TASK DETAILS
Count the lines in the entries that contain the string "瓜子黄杨". State nothing but the number.

[SOURCE DATA]

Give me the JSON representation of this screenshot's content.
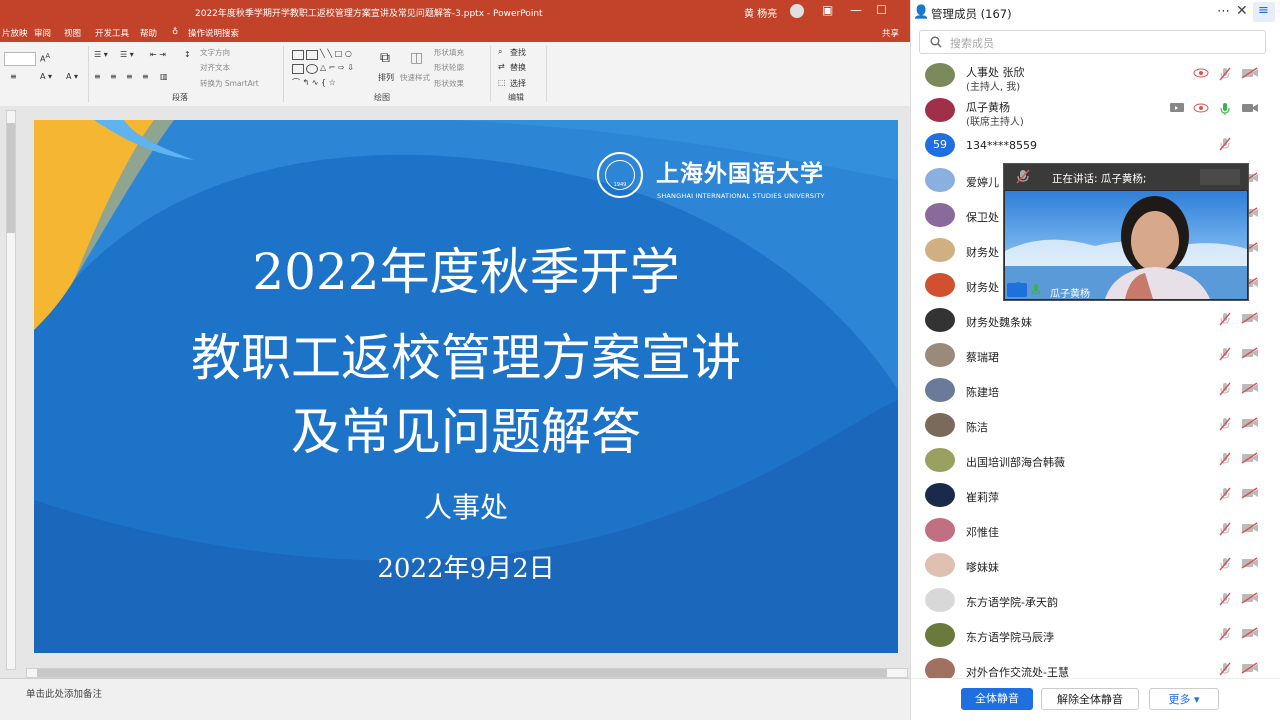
{
  "ppt": {
    "window_title": "2022年度秋季学期开学教职工返校管理方案宣讲及常见问题解答-3.pptx - PowerPoint",
    "user_name": "黄 杨亮",
    "menu": [
      "片放映",
      "审阅",
      "视图",
      "开发工具",
      "帮助",
      "操作说明搜索"
    ],
    "share_label": "共享",
    "ribbon": {
      "text_direction": "文字方向",
      "align_text": "对齐文本",
      "convert_smartart": "转换为 SmartArt",
      "arrange": "排列",
      "quick_styles": "快速样式",
      "shape_fill": "形状填充",
      "shape_outline": "形状轮廓",
      "shape_effects": "形状效果",
      "find": "查找",
      "replace": "替换",
      "select": "选择",
      "group_paragraph": "段落",
      "group_drawing": "绘图",
      "group_editing": "编辑"
    },
    "notes_placeholder": "单击此处添加备注"
  },
  "slide": {
    "logo_cn": "上海外国语大学",
    "logo_en": "SHANGHAI INTERNATIONAL STUDIES UNIVERSITY",
    "logo_year": "1949",
    "title_line1": "2022年度秋季开学",
    "title_line2": "教职工返校管理方案宣讲",
    "title_line3": "及常见问题解答",
    "department": "人事处",
    "date": "2022年9月2日",
    "colors": {
      "background": "#1d73c8",
      "accent_yellow": "#f5b731",
      "light_blue": "#5fb3ee"
    }
  },
  "panel": {
    "title": "管理成员 (167)",
    "search_placeholder": "搜索成员",
    "members": [
      {
        "name": "人事处 张欣",
        "role": "(主持人, 我)",
        "avatar": "#7a8a5a"
      },
      {
        "name": "瓜子黄杨",
        "role": "(联席主持人)",
        "avatar": "#a0304a"
      },
      {
        "name": "134****8559",
        "role": "",
        "avatar": "#1f6fe0",
        "avatar_text": "59"
      },
      {
        "name": "爱婷儿",
        "role": "",
        "avatar": "#8ab0e0"
      },
      {
        "name": "保卫处",
        "role": "",
        "avatar": "#8a6a9a"
      },
      {
        "name": "财务处",
        "role": "",
        "avatar": "#d0b080"
      },
      {
        "name": "财务处",
        "role": "",
        "avatar": "#d05030"
      },
      {
        "name": "财务处魏条妹",
        "role": "",
        "avatar": "#333333"
      },
      {
        "name": "蔡瑞珺",
        "role": "",
        "avatar": "#9a8a7a"
      },
      {
        "name": "陈建培",
        "role": "",
        "avatar": "#6a7a9a"
      },
      {
        "name": "陈洁",
        "role": "",
        "avatar": "#7a6a5a"
      },
      {
        "name": "出国培训部海合韩薇",
        "role": "",
        "avatar": "#9aa060"
      },
      {
        "name": "崔莉萍",
        "role": "",
        "avatar": "#1a2a4a"
      },
      {
        "name": "邓惟佳",
        "role": "",
        "avatar": "#c07080"
      },
      {
        "name": "嗲妹妹",
        "role": "",
        "avatar": "#e0c0b0"
      },
      {
        "name": "东方语学院-承天韵",
        "role": "",
        "avatar": "#d8d8d8"
      },
      {
        "name": "东方语学院马辰浡",
        "role": "",
        "avatar": "#6a7a3a"
      },
      {
        "name": "对外合作交流处-王慧",
        "role": "",
        "avatar": "#a07060"
      }
    ],
    "buttons": {
      "mute_all": "全体静音",
      "unmute_all": "解除全体静音",
      "more": "更多 ▾"
    }
  },
  "video": {
    "speaking": "正在讲话: 瓜子黄杨;",
    "name": "瓜子黄杨"
  },
  "colors": {
    "ppt_red": "#c3432a",
    "primary_blue": "#1f6fe0",
    "mic_muted": "#d9534f",
    "mic_on": "#3cb34a"
  }
}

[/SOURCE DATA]

RESULT OF THE EXERCISE
3